They've tried hard not to be too, too stuffy, but arguably not hard enough. The voices (those of Hugh Johnson, Oz Clarke, Matthew Jukes and moi) are uniformly plummy. There's too much space devoted to France - although the Australian film sequences shown as though on a long-haul flight provide some welcome respite from the baroque doc style that predominates.
The breaths of fresh vinous air come in liquid form. Originally visitors would emerge, blinking, into the tasting hall only at the very end but the tour has sensibly been redesigned to offer tasting tables along the entire route, so glasses become rose-tinted earlier on. Visitors redeem vouchers for five quite generous pours chosen from dozens of different wines (a further five cost £2.50). These, of course, are sponsored, so it's more Dourthe than Domergue, for example, but on one visit there was vintage champagne (Nicolas Feuillatte) and Napa Valley Cabernet BV Georges De Latour 1995, no less. (The selection is changed every few months.)
And if the fresh air is not to be found in every single glass, it certainly emanates from the mouths of the young, enthusiastic staff here - a good proportion of them non-Brits, I should admit. They positively bristle with encouragement to try new wines and talk, potentially ad nauseum, about them.
After this, in the best traditions of tourist attractions everywhere, comes the sales pitch. You are directed towards the Vinopolis branch of Majestic Wine Warehouses, an excellent shop selling wine glasses, books and paraphernalia, another selling Neals Yard's superior cheeses, coffee etc, and you are encouraged to eat and drink some more.
So far, numbers through the ultra-chic, electronic turnstiles have fallen well short of the originally projected half million a year and, wouldn't you know it, the most financially successful parts of the operation have been the cavernous restaurant, Cantina Vinopolis, and the newer wine bar Wine Wharf which has one of London's best, constantly changing selections of wine by the glass and a range of good, light food. (Vinopolis has also enjoyed great success as a place for corporate entertaining, so atmospheric is it.)

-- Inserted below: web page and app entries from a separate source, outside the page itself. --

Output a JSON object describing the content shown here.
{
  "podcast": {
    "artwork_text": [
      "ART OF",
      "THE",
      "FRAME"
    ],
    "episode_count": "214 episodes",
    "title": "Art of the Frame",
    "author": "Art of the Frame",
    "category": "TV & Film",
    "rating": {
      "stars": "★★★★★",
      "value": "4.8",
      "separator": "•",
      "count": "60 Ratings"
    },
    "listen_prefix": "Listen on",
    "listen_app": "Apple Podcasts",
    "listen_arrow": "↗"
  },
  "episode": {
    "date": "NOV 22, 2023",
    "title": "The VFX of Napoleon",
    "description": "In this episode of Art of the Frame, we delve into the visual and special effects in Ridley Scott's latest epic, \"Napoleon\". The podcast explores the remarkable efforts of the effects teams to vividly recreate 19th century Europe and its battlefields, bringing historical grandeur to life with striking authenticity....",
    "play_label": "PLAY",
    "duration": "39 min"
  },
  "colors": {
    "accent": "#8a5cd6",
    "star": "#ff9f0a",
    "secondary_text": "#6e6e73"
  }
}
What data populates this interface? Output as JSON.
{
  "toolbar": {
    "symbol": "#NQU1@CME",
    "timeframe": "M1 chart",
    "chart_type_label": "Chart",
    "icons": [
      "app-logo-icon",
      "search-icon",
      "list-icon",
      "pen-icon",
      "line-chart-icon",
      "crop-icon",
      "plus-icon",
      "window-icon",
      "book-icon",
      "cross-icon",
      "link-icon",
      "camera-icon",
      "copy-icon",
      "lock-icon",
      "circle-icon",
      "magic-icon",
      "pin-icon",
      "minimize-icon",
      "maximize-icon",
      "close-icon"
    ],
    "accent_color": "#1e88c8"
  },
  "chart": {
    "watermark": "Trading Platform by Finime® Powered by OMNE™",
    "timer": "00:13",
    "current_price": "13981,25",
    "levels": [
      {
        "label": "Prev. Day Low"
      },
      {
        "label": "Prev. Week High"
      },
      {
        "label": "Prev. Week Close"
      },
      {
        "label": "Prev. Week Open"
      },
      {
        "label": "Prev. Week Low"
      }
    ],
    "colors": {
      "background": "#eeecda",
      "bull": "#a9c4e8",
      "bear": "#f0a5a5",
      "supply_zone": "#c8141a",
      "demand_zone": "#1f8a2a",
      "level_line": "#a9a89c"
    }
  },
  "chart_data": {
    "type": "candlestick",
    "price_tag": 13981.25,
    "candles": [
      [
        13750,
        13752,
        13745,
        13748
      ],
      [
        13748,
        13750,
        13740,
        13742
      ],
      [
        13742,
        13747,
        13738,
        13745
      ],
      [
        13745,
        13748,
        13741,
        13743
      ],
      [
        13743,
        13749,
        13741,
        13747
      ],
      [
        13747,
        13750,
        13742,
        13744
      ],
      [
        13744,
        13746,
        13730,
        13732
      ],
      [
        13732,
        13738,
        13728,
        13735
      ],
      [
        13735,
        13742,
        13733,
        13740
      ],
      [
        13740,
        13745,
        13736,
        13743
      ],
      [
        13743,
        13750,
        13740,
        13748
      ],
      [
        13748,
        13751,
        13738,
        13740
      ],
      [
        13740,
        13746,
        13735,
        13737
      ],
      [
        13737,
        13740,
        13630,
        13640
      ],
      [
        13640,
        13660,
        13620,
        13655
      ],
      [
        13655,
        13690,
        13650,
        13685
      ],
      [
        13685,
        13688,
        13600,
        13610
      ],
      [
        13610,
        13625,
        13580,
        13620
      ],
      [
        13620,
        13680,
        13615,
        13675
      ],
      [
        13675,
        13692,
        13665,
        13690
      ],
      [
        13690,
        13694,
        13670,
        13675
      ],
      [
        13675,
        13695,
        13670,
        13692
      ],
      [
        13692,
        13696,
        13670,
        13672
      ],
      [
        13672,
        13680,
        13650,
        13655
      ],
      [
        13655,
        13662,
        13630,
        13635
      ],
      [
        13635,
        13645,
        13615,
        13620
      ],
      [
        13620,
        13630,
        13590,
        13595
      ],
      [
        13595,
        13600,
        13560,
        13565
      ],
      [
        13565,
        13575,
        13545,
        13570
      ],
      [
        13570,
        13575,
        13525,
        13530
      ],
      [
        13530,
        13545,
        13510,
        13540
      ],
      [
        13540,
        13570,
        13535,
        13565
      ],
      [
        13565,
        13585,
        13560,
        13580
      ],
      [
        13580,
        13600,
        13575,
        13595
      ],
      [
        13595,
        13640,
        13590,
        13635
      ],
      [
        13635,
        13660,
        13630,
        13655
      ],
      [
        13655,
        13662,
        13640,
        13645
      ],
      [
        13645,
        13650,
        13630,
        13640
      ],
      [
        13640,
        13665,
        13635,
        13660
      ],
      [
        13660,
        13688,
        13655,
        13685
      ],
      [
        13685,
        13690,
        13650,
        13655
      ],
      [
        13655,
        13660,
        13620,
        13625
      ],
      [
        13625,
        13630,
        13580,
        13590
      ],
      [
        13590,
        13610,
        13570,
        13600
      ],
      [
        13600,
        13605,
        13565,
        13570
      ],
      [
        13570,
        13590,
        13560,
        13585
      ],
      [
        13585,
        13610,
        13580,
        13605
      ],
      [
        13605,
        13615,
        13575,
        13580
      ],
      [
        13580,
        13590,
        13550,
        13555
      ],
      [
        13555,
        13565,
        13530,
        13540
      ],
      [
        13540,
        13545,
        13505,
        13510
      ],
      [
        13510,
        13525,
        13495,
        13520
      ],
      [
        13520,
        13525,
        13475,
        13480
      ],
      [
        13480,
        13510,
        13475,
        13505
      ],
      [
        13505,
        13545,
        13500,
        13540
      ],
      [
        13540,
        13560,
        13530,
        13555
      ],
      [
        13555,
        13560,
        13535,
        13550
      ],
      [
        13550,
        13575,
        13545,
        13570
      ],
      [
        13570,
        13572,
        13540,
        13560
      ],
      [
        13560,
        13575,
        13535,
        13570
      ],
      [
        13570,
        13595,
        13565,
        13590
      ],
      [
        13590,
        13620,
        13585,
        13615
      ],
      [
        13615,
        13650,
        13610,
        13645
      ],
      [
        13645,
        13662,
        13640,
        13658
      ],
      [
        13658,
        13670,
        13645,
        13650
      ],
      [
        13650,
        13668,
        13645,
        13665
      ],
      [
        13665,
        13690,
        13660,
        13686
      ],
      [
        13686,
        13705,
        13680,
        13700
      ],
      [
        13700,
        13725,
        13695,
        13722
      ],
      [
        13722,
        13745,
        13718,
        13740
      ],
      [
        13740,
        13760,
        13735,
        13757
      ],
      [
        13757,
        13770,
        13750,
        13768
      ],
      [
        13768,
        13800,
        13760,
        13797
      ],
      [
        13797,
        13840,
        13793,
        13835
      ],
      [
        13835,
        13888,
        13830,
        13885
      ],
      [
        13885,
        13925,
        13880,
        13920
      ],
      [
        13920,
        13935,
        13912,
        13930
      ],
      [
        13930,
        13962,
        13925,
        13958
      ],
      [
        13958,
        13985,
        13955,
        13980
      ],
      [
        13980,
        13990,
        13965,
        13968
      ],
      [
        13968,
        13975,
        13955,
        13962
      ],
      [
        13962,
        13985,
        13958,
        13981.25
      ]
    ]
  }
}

It's not much good for visitors with children (although older ones might be diverted by The Clink, a prison museum next door, or the London Dungeon not too far away). And last entry is generally around 6pm with the tour closing at 8pm (Monday and Saturday are currently an hour later), although on holidays last entry can be as early as 4pm.
But Vinopolis will give wine-friendly visitors to London the warm, cosy feeling of being surrounded by like-minded people. You don't even have to buy an entrance ticket to absorb this heady, vinous atmosphere; just wander round the shops and have a glass or a meal in the Cantina Vinopolis or Wine Wharf. It's a beautiful space devoted to wine - and, outside the Napa Valley (which has lent Vinopolis part of the Hess art collection), the world boasts far too few of those.
Vinopolis - City of Wine, 1 Bank End, London SE1 9BU (+44 (0)207 940 8300)